Precious Stones
/ by R. Sheth

February 16, 2003
By Venus Zarris

Several years back I was told by a prominent Chicago theater director that, in regards to writing scripts, "Gay male characters are funny, lesbians are depressing." Thank goodness that times have changed and now everyone gets to be funny as well as depressed. Regardless of your sex or sexual orientation, all you have to do is be at least semi-conscious to the events of modern life and you'll find plenty to be despondent about and LOTS to laugh at.

This is the story of a Jewish woman and a Palestinian woman who come together to attempt to organize an Arab-Jewish dialogue group here in Chicago. It takes place while the first Palestinian uprising rages through Israel in 1989. Of course they fall in love, because we all know that NOTHING sets the mood for love with lesbians like drama! And they are faced with enough social, political, class, sexual, and of course DYKE drama to keep an entire softball league of lesbians busy for a lifetime!

"Precious Stones" is an incredibly serious and intense play that engages the audience on several levels. The subject matter of the conflict in the Middle East is perhaps one of the saddest topics available to a writer but in this piece it also manages to be extremely entertaining. I can't remember seeing another play that covers so many topics from so many angles so effectively. Playwright Jamil Khoury has created a script that poignantly examines a great deal of perspectives on numerous loaded issues with incredible clarity and humanity.

Roxane Assaf and Nicole Pittman are wonderful as not only our politically and sexually charged lovers but as all of the other characters in the cast as well. Michael Najjar superbly directs this two woman multi-character play. A less competent director and actors would have stumbled over this script but they deliver it almost flawlessly, even the scene that opens the second act where the two women play six characters in a hysterical and almost disastrous party of errors. These women depict a delightful level of sexual tension and chemistry together!

In one scene in bed our lovers are talking of the conflict in Israel. Leila, played by Assaf, asks why the Jews chose Israel after World War II and not part of Europe as their homeland. Andrea, played by Pittman, explains that, "A lot of Jews believe that God gave them that land." Leila retorts, "Since when was God in the real estate business?"

The lovers have a little spat over the origin of falafel. Andrea calls it Jewish food. Leila calls it Palestinian. For me this was reminiscent of an actual argument I had with a friend in college. I, being Greek, said that baklava was a Greek pastry and my Lebanese friend Mohaned argued that it was originally from Lebanon. The women in the play came to the compromise that it was Middle Eastern food. As I recall Mo and I did not come to such and easy conciliation but then again we weren't about to make sweet love!

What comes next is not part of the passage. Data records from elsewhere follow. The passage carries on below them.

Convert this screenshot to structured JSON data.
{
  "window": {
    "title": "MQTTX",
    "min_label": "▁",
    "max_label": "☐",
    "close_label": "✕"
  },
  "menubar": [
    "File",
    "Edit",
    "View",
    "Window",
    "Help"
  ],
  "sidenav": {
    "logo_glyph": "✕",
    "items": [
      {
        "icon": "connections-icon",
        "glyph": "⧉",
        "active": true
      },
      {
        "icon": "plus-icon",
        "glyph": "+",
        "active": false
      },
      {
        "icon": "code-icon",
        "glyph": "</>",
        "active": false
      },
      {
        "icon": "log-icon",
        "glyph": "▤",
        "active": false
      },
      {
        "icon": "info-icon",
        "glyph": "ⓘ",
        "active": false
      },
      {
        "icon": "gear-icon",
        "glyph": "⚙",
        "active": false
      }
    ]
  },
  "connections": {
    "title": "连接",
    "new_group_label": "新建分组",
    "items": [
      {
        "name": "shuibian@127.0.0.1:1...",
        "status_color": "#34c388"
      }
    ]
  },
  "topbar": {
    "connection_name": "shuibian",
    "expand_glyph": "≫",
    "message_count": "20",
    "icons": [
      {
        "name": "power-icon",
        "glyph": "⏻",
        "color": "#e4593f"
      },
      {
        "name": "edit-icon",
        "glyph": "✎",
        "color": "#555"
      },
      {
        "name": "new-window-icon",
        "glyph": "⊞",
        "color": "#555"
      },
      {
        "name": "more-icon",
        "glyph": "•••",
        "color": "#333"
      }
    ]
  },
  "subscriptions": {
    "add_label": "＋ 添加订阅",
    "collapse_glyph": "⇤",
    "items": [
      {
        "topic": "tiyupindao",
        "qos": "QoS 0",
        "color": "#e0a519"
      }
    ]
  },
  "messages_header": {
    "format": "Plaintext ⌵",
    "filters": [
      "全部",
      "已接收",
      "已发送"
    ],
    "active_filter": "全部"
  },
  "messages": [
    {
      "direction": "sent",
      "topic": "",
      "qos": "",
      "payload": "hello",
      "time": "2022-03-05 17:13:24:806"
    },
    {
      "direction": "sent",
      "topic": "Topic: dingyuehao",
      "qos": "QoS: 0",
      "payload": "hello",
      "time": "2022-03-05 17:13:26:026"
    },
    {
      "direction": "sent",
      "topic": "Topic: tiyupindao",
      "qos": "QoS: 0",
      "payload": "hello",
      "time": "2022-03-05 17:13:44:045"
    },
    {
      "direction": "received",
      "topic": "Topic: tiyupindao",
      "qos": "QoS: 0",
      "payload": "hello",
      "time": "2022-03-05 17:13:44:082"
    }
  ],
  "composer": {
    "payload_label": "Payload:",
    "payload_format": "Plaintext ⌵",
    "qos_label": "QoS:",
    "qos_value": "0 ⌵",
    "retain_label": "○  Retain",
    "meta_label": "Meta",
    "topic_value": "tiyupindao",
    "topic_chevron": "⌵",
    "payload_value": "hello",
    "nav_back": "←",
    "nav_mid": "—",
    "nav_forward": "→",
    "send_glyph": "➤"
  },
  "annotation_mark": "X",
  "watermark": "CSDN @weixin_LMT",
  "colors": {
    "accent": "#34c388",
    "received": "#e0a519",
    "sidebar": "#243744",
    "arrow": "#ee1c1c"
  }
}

Sex has a way of facilitating conflict resolution.

Nicole Pittman is quirky and intense as Andrea. She's incredibly talented but needs to slow her pace down. She rushes through too much of her dialogue and this makes the seduction as well as the conflict at times a bit forced.

Roxane Assaf is remarkable as Leila. All of her characterizations are strong and distinct and she has an extraordinarily commanding presence. She delivers a truly outstanding and memorable performance.

Written and produced by two men, who declare their life partnership with each other in the stage bill, this is one of the most sensitive and accurate depictions of gay women I've seen on stage. It's a marvelous production that will be extremely enjoyed and should be enthusiastically supported by our community.

Although it possesses a great deal of warmth and humor "Precious Stones" is often times heart wrenching. Unfortunately there seems to be little hope for solutions to this catastrophic dilemma until people from all sides manage to open their minds and hearts to each other, which seems unlikely given all of the suffering that has been inflicted. Still, Silk Road Theatre Project's world premiere production of a Syrian-American playwright, a Lebanese- American director, a Jewish- American actor and a Palestinian- American actor' s collaboration is a stones throw in the right direction.

3 1/2 STARS